An idealized quantum computer consists of some number of quantum bits, or “qubits.” There is a small set of quantum operations called quantum gates that act on two qubits at a time and can be applied to any pair of qubits. In a single time step, we allow these gates to be applied to pairs of qubits that do not overlap. For example, in one time step we can apply a quantum gate to qubits 1 and 2, and apply a potentially different quantum gate to qubits 3 and 4, and yet another quantum gate to qubits 5 and 6.

  • A quantum circuit is a sequence of quantum gates.
  • The depth of a quantum circuit is the number of time steps required to implement a quantum circuit.

Shallow quantum circuits are quantum circuits whose depth is fixed and does not increase with the size of the problem being solved.

The reality of near-term quantum computers is that they have a high error rate and can only tolerate a few time steps of quantum operations before noise overwhelms the signal in the circuit, so on the quantum hardware we currently run, we are motivated to run problems that use shallow quantum circuits.
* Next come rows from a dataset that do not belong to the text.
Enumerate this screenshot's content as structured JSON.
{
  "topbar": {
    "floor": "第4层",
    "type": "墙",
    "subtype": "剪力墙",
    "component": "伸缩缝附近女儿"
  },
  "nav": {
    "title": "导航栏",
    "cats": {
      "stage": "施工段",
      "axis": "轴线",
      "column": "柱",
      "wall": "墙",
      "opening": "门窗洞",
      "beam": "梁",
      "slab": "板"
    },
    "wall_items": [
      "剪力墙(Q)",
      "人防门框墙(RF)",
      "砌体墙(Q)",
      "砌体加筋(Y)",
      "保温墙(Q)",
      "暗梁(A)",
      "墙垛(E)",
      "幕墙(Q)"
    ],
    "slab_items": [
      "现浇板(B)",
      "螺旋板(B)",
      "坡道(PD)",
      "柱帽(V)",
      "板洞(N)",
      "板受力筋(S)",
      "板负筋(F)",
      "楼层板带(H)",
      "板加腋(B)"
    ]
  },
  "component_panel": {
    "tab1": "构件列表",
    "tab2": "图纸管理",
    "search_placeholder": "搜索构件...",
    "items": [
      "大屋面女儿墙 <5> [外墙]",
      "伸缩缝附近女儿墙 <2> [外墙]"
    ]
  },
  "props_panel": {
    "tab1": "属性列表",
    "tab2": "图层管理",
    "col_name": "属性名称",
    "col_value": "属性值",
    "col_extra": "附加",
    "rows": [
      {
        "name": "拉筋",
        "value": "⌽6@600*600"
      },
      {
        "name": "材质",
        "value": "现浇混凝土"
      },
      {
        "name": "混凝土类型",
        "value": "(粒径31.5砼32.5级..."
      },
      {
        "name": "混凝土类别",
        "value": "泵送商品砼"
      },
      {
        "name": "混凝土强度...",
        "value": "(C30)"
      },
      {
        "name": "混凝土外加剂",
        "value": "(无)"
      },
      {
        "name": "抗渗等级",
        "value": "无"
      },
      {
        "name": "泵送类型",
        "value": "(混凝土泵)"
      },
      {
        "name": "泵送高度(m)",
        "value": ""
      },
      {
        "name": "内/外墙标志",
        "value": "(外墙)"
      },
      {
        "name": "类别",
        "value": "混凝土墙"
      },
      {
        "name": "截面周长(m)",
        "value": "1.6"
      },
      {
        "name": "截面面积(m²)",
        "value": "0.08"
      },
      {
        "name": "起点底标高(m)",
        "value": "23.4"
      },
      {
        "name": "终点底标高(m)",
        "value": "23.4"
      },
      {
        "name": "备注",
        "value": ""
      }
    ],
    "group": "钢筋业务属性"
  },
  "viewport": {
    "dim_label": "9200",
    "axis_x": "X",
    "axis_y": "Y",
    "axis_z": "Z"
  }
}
We use a problem inspired by the work of David Mermin in 1990 on quantum pseudo-telepathy.*

Computer scientists have studied several classes of shallow classical circuits, the most well-known of which are called NC0 and AC0. We will call these circuits “shallow bounded circuits” and “shallow unbounded circuits,” respectively.

NC0 – shallow bounded circuits – are shallow classical circuits where:

  • The allowed gates are the logical AND and OR gates on 2 bits, and the NOT gate.
  • The AND gate takes in two input bits and outputs 1, if and only if both inputs are 1.
  • The OR gate takes in two input bits outputs 1, if and only if at least one input bit is 1.
  • The NOT gate negates the input bit.

Note that these shallow bounded circuits are known to be quite weak and their limitations are well understood. For example, these circuits cannot solve the simple problem of deciding if all input bits are equal to 0.

AC0 – shallow unbounded circuits – are similar, except that:

  • The AND and OR gates can accept an unbounded or unlimited number of inputs.
  • An AND gate with many inputs outputs 1, if and only if all inputs equal 1.
  • An OR gate with many inputs outputs 1, if and only if at least one of the inputs is 1.

Shallow unbounded circuits are much more powerful than shallow bounded circuits and as a standard and well-studied model, remain an active area of research.

With this discovery, we hope that new doors open, inspiring others to find solutions to real-world problems with quantum computing.

Watch Luke present these findings at QIP

Learn more about quantum computing

Start solving quantum problems; download the Microsoft Quantum Development Kit


* In 1990, David Mermin described a problem that could be solved by a group of quantum computers located far from each other that could not be explained by classical physics. It was as if the quantum computers used telepathy, which gave rise to the term “quantum pseudo-telepathy.” However, shallow quantum circuits cannot solve Mermin’s problem because the solution requires a quantum state known as the cat state (named after Schrödinger’s cat), which shallow quantum circuits cannot create. Instead, the problem used in this result swaps out the cat state and replaces it with a “poor man’s cat state” which can be created by shallow quantum circuits. The resulting problem can be solved by shallow quantum circuits but cannot even be solved by shallow classical unbounded circuits, as the authors show.